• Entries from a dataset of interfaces
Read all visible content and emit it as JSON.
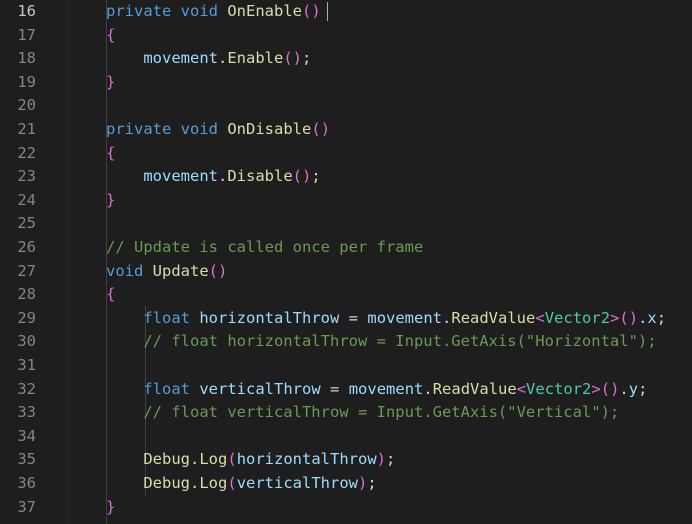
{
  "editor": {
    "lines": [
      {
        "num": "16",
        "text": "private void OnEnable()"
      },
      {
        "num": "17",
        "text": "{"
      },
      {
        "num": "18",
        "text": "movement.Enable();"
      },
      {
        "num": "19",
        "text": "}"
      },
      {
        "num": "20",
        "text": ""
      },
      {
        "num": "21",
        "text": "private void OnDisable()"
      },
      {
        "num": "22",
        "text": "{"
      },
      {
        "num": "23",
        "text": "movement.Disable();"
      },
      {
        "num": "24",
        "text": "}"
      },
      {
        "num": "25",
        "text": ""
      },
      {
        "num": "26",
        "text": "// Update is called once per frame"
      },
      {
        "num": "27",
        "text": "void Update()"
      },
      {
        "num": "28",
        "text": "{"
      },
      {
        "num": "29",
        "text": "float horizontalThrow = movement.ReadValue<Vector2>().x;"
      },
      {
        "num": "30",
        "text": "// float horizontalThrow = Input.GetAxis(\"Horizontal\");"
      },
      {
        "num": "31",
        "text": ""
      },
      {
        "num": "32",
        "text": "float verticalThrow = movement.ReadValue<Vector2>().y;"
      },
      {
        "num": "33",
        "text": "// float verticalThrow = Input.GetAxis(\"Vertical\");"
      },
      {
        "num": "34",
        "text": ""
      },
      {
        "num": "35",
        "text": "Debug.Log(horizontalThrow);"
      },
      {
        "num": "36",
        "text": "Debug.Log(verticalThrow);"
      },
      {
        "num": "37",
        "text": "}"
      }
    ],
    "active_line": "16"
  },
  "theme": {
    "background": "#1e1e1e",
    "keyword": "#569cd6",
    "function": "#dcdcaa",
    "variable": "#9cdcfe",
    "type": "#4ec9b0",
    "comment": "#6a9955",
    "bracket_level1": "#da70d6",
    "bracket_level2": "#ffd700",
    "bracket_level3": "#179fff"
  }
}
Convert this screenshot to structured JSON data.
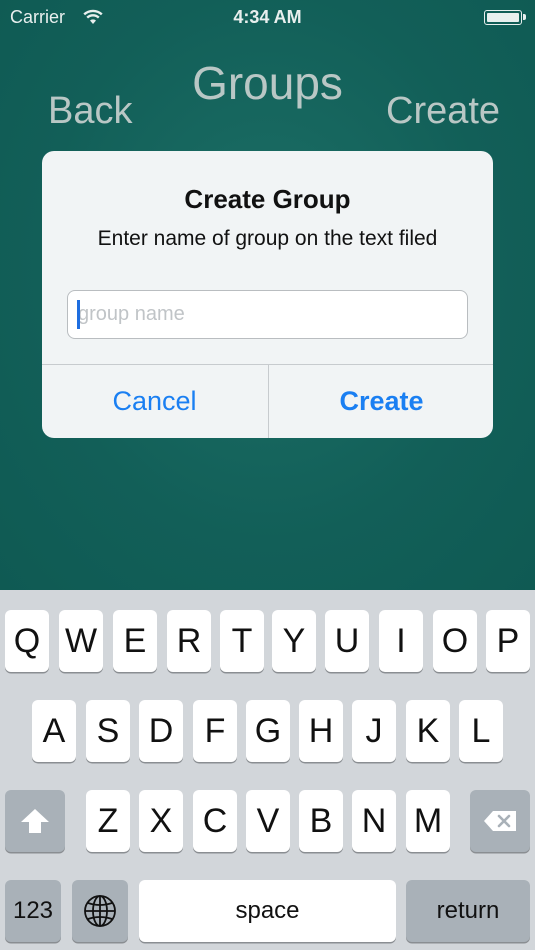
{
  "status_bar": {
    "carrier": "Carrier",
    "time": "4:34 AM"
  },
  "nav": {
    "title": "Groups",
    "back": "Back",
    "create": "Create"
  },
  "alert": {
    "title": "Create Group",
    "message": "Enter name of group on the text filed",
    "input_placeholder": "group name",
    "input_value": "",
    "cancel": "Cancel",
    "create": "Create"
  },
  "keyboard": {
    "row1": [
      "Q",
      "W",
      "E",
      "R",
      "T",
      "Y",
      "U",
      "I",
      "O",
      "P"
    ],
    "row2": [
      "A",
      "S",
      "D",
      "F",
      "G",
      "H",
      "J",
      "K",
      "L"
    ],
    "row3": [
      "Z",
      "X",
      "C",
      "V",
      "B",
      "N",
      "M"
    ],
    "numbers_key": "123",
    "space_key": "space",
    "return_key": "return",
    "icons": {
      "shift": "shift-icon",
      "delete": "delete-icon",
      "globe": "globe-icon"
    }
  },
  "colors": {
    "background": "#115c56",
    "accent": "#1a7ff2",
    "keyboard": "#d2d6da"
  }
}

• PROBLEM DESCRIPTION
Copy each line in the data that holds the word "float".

• YOUR SOLUTION
        "text": "float horizontalThrow = movement.ReadValue<Vector2>().x;"
        "text": "// float horizontalThrow = Input.GetAxis(\"Horizontal\");"
        "text": "float verticalThrow = movement.ReadValue<Vector2>().y;"
        "text": "// float verticalThrow = Input.GetAxis(\"Vertical\");"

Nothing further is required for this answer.